What works in one area may not work in another and the method of practice of both the organisation and the practitioner needs to fit what is needed by the children, families or adults in that area.
It is important to understand the challenges for that organisation. Is this a large organisation with many different districts or areas? Is this an area where there are high levels of substance misuse and/or exploitation and why might this be the case? This level of curiosity and reflection about the nature of social work in the specific area or organisation you are interested in will show preparation and critical thinking.
How to use it: A Google search will tell you a lot about the demographic of a local area. Inspection reports from Ofsted or the Care Quality Commission are often valuable in giving information about need and demand. If you cannot find specific information about the department itself, having information about the area where you will be potentially working shows commitment and initiative.
In children’s social care, Ofsted reports may or may not give you a flavour for the circumstances within an organisation. Similarly, NHS Digital’s adult social care analytical hub can give local insights into demand. From completing research, you may learn more about the unique challenges of the organisation you are applying to join and be better able to articulate how your experience would fit in with the organisation during an interview.
Understanding the cultural background of an area and the implications this would have for your practice would be appealing to an employer. Talk about your experiences with different communities, while maintaining an appreciation and respect of difference. For example, when we consider parenting; there is not one ‘right’ way to parent. There is a depth and range of approaches to parenting; parenting can be informed by culture, identity, geography, tradition and society to name a few. Different communities may therefore have different approaches to parenting. Showing a willingness and curiosity to explore difference is a strength.
3. Be clear in how you complement the needs and identity of the potential employer:

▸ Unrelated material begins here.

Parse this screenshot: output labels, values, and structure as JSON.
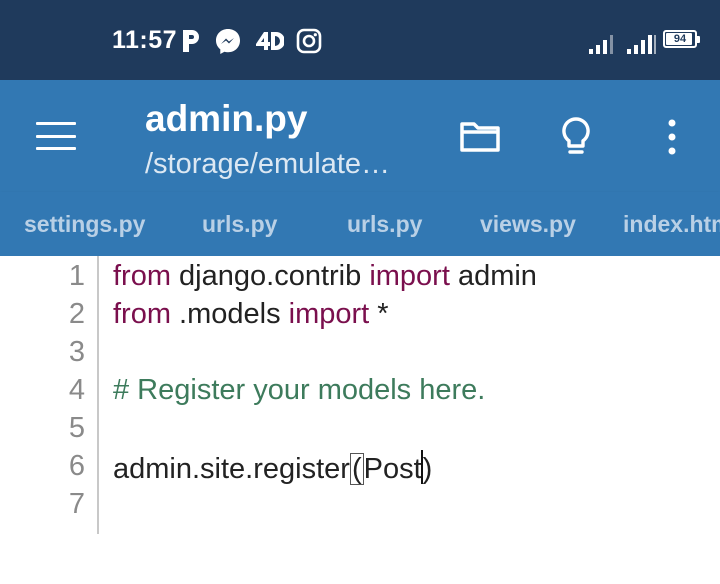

The employer will want to know why you want to work for their organisation. Sharing that you were attracted by the pay, benefits and potential flexible working offers may be honest but also may not show the commitment the employer is looking for. Providing and evidencing a range of reasons as to why you want to join the organisation would be much more effective. It would also allow you to demonstrate to the employer what it is about you that might meet their needs.
How to use it:
If you know this to be a pressured organisation, and you thrive under this pressure, think about how you can put this across to an employer.
Taking the example of social work in rural areas, think about how you will put across your understanding of social work of this nature. Working in social work in big counties would lend itself to understanding that there may be a lot of travel and time out of the office. How does your approach to practice suit this? What about your experience makes you a good hire for the employer looking to deal with these challenges?
Demonstrating this level of thinking shows self-awareness and reflection, which a good employer would recognise as a strength.
This article is part of Community Care’s Careers Zone, a part of the site giving social workers and social care professionals advice and guidance about the next steps in their social work career. Like many other Careers Zone articles, this one was produced in collaboration with practising social workers and managers, and in association with the Local Government Association’s workforce and policy team. See all of our tips on the dedicated careers page. Download our social work CV template and advice page here.